For the past weeks and more we have been treated to the spectacle of one government minister after another checking which way the wind is blowing before announcing to the public his profoundly held convictions regarding the Eighth Amendment.
Yesterday’s Irish Daily Mail front page was headlined “LEO: HORROR CASES LED ME TO CHANGE MIND ON ABORTION.” We wonder if the Taoiseach is aware of the horror that every abortion is for the unborn child, whose life is brutally snatched away.
The charade continued with a display of profound and probably wilful ignorance about the provisions in the Irish Constitution for calling a referendum.
It was widely reported in Ireland and internationally that the Government has decided to hold a referendum to repeal the Eighth Amendment. Here are some sample headlines:
“Cabinet agrees to summer vote on replacing Eighth” (Irish Times)
“How Ireland’s decision to hold an abortion referendum is being reported around the world” (Irish Independent)
“The government has agreed to hold a referendum on repealing the Eighth Amendment” (http://www.thejournal.ie/poll-repeal-eighth-amendment-3823539-Jan2018/)
But is this so?
Article 15.2.1 of the Constitution reads:
“The sole and exclusive power of making laws for the State is hereby vested in the Oireachtas: no other legislative authority has power to make laws for the State.”
The Government, by contrast, “shall be responsible to Dáil Éireann,” according to Article 28.4.1 of the Constitution.
Article 28.2 states that:
“The executive power of the State shall, subject to the provisions of this Constitution, be exercised by or on the authority of the Government.”
“The Government… shall be collectively responsible for the Departments of State administered by the members of the Government.” (Article 28.4.2) This, along with the preparation of Estimates of Receipt and Expenditure of the State (Article 28.4.3) and a limited role in defensive wars (Article 28.3.2) are the main functions of the Government as set out in the Constitution.
Nothing about calling referenda is to be found in the section of the Constitution on Government.
Article 46.2 of the Constitution reads:
“Every proposal for an amendment of this Constitution shall be initiated in Dáil Éireann as a Bill, and shall upon having been passed or deemed to have been passed by both Houses of the Oireachtas, be submitted by Referendum to the decision of the people in accordance with the law for the time being in force relating to the Referendum.”
In other words, the Government doesn’t get to decide on a referendum. The Oireachtas does.
In fact, the Government has not decided to hold a referendum. It has decided to push for a repeal of the Eighth Amendment. And it has decided to play along with the impression that it has the power to call a referendum.
As one would expect, the media reports were not contested by the Government. Why would they be? The executive branch relishes the idea of being able to usurp the powers of the legislative branch.

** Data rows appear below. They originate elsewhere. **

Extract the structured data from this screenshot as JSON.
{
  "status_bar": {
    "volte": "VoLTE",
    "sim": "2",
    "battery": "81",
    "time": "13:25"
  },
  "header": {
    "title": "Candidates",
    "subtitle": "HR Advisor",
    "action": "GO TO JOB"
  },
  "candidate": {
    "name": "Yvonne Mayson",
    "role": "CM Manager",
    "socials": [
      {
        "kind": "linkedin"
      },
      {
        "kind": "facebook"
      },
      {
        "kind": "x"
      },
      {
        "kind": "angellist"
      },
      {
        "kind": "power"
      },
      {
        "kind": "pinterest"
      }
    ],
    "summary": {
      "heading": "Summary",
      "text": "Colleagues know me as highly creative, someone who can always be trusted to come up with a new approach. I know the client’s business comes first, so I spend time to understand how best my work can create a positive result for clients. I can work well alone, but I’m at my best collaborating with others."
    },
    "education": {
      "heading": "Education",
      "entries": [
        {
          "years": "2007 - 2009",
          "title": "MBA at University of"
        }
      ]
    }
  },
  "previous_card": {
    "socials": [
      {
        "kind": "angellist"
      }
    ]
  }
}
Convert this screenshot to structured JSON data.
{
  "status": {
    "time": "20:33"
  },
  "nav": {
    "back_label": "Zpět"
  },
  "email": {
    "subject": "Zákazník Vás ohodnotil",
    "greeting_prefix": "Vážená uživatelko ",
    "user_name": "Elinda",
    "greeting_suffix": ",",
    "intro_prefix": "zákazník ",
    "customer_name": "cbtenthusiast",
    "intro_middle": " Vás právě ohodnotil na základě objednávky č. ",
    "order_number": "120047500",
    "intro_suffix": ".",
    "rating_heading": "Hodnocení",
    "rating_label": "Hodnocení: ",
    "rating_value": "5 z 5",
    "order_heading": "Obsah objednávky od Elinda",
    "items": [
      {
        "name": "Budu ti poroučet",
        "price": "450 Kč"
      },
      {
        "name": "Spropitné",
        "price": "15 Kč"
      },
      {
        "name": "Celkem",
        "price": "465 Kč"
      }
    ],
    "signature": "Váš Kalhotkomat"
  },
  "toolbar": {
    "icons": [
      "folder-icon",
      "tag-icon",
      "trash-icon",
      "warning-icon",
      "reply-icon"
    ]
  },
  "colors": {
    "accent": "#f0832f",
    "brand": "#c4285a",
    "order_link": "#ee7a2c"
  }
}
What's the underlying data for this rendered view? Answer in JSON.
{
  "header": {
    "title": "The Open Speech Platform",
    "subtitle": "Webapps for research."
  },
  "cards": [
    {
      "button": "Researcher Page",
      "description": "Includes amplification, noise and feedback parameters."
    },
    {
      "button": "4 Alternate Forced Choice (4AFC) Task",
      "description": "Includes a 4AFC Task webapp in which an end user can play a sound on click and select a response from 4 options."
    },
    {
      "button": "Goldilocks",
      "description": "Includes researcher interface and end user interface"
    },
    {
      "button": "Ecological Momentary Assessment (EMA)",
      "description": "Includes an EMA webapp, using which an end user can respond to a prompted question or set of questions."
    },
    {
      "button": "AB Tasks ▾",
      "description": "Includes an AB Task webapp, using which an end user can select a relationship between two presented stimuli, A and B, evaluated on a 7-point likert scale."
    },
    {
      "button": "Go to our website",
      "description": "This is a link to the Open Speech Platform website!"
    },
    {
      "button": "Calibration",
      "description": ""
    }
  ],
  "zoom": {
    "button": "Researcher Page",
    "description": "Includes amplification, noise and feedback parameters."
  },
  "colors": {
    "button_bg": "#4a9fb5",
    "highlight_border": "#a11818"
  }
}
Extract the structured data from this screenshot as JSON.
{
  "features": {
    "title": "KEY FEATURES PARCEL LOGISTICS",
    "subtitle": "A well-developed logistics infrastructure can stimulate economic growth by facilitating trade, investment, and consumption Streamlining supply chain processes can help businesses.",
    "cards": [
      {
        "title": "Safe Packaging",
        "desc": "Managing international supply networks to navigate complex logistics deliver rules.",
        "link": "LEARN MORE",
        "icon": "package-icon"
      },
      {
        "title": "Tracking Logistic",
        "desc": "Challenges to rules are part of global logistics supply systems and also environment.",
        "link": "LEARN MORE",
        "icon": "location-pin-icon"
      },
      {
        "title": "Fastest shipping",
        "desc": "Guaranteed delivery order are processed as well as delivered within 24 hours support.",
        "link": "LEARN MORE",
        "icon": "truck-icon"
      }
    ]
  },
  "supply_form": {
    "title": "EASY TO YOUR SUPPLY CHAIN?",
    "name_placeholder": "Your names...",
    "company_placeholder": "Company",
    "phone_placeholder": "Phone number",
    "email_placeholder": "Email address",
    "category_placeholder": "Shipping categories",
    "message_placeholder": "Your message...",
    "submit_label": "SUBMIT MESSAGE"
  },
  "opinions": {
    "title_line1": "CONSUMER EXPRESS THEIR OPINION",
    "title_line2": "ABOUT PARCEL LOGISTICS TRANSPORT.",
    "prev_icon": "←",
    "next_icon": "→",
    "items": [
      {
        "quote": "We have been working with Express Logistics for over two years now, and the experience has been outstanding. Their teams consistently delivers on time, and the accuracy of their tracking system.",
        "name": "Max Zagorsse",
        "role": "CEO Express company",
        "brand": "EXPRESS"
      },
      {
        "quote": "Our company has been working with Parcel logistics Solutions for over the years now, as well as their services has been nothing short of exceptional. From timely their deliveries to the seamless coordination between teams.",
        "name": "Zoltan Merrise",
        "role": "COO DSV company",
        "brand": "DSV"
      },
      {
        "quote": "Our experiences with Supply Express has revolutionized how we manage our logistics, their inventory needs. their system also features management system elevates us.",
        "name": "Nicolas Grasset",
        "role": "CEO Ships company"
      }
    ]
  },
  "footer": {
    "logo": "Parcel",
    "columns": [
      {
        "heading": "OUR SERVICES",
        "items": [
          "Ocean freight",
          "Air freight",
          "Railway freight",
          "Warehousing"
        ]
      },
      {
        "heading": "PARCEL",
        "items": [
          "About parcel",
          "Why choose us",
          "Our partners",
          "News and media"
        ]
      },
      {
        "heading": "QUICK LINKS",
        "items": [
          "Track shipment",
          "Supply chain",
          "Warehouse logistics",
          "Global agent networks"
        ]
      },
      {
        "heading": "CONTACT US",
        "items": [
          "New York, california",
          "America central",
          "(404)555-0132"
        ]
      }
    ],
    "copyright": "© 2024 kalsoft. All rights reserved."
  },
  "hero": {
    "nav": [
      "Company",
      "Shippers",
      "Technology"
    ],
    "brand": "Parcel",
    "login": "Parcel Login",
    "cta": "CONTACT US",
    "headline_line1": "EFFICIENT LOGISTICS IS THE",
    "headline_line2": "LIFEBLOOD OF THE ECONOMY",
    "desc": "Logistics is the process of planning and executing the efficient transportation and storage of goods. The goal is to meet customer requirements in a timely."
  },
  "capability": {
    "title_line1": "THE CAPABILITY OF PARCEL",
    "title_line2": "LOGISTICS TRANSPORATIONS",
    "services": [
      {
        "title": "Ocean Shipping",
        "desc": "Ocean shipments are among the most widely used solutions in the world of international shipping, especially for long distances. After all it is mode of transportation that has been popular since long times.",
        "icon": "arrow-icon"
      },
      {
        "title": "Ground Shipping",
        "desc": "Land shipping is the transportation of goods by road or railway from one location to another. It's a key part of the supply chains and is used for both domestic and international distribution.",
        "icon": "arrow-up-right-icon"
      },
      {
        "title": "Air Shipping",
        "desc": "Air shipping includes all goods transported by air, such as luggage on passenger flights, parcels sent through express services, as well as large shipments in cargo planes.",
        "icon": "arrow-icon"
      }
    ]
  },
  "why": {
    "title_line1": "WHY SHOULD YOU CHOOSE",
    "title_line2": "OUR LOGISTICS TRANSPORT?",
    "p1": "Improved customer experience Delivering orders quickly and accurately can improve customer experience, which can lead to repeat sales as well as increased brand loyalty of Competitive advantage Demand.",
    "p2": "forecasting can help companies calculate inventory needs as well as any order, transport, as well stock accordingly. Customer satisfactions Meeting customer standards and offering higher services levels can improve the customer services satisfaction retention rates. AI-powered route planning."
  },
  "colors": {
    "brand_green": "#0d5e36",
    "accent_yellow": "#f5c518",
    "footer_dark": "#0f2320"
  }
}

And the mainstream media is so excited at the prospect of abolishing the last protection of unborn life in the Constitution that it seems to be forgetting its own role. The media enjoys special privileges because it provides oversight on, among other things, government and legislation. Or, at least it is supposed to.
In this case, the false reporting of the scope of Monday’s cabinet meeting indicates a high degree of complicity in – to put it mildly – Government overreach.
For several years the Government has been encroaching on the powers of the Oireachtas. Rather than being answerable to the Oireachtas, as required by the Constitution, the executive branch is completely out of control.
Instead of providing oversight, the media is facilitating this dangerous departure from the separation of the powers of the State. Maybe someday it will look back to occasions such as this and realise that it was instrumental in its own loss of freedom and privileges.
Meanwhile we can only hope that the Oireachtas will find the courage to defend its role and its powers against the encroachments of the executive branch.
It is the Oireachtas, not the Government, that will decide whether or not to hold a referendum. Let us hope that the majority of its members will not be prepared to subject the right to life of the unborn to a vote.